Work task: From the entries, filter out every line that lacks "الطلبة" and copy the rest.

Start of Block

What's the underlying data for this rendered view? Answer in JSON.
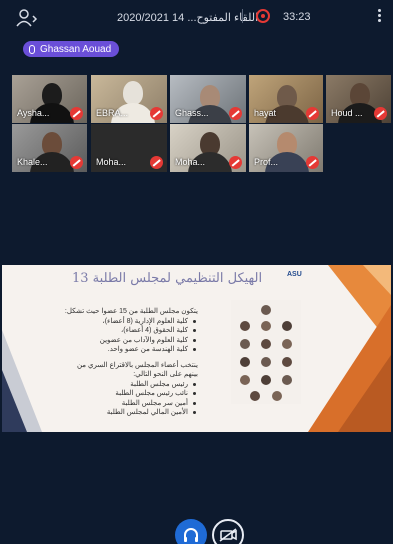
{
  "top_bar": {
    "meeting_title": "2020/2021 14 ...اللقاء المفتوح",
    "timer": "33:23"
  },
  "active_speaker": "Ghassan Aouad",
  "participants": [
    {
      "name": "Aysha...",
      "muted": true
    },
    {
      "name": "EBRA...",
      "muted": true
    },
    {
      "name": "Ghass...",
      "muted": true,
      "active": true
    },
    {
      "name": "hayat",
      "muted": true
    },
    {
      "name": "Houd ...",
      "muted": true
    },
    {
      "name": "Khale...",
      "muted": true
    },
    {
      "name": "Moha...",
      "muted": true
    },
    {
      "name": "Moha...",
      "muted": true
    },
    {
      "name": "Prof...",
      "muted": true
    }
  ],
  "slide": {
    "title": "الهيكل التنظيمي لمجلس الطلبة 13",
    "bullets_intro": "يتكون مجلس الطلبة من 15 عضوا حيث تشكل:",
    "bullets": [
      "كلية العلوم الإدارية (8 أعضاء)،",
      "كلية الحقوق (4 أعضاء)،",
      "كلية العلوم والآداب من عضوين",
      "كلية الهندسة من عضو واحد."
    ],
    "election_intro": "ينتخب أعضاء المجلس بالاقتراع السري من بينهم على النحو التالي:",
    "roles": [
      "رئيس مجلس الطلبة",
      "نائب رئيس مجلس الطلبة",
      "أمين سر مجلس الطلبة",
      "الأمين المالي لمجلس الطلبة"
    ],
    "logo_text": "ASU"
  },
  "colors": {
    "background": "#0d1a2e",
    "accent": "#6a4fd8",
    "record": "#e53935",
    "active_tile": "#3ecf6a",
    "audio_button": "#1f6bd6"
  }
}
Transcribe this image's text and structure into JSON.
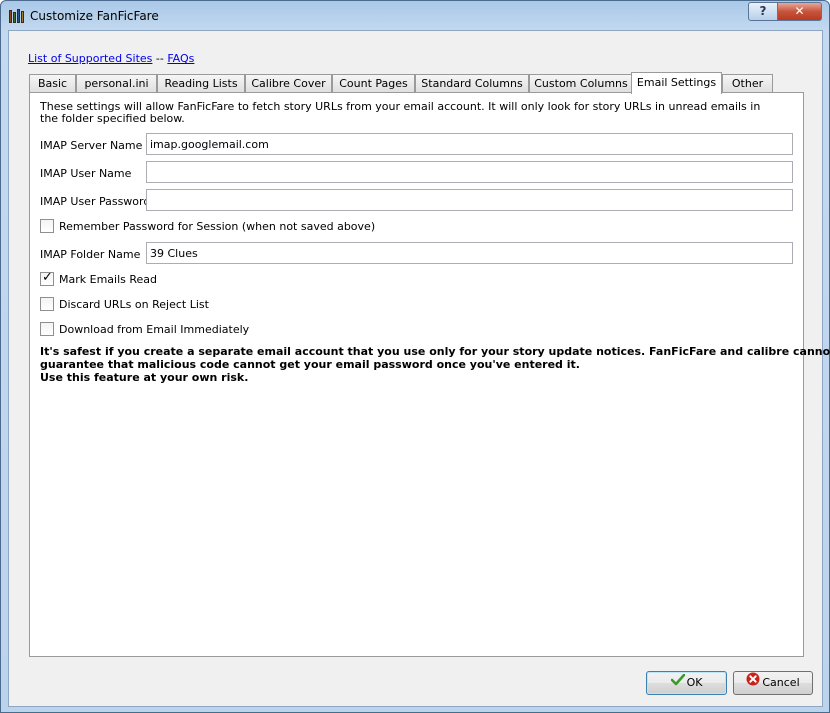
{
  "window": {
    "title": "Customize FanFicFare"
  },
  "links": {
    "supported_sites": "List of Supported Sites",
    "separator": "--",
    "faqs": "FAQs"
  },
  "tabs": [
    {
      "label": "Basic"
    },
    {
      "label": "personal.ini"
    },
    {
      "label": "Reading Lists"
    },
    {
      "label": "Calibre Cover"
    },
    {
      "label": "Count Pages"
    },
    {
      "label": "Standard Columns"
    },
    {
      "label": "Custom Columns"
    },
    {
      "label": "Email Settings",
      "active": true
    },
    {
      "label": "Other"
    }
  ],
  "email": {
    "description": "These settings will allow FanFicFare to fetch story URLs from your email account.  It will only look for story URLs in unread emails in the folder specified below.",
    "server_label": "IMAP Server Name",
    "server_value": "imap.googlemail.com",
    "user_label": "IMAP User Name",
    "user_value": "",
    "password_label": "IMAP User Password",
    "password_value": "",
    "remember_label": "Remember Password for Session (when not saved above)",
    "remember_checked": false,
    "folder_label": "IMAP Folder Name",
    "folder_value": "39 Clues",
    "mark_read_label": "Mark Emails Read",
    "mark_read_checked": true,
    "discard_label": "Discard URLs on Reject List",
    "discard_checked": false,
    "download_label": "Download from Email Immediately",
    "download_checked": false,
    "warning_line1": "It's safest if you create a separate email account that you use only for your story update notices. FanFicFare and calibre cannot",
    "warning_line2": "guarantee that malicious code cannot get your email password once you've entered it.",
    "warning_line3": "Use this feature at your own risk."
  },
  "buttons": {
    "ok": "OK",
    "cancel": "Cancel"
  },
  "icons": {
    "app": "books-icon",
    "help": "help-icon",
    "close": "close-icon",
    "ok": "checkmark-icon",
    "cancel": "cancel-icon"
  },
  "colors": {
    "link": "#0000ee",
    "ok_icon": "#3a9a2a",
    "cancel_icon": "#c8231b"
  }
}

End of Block

Response for this exercise:
    "title": "الهيكل التنظيمي لمجلس الطلبة 13",
    "bullets_intro": "يتكون مجلس الطلبة من 15 عضوا حيث تشكل:",
      "رئيس مجلس الطلبة",
      "نائب رئيس مجلس الطلبة",
      "أمين سر مجلس الطلبة",
      "الأمين المالي لمجلس الطلبة"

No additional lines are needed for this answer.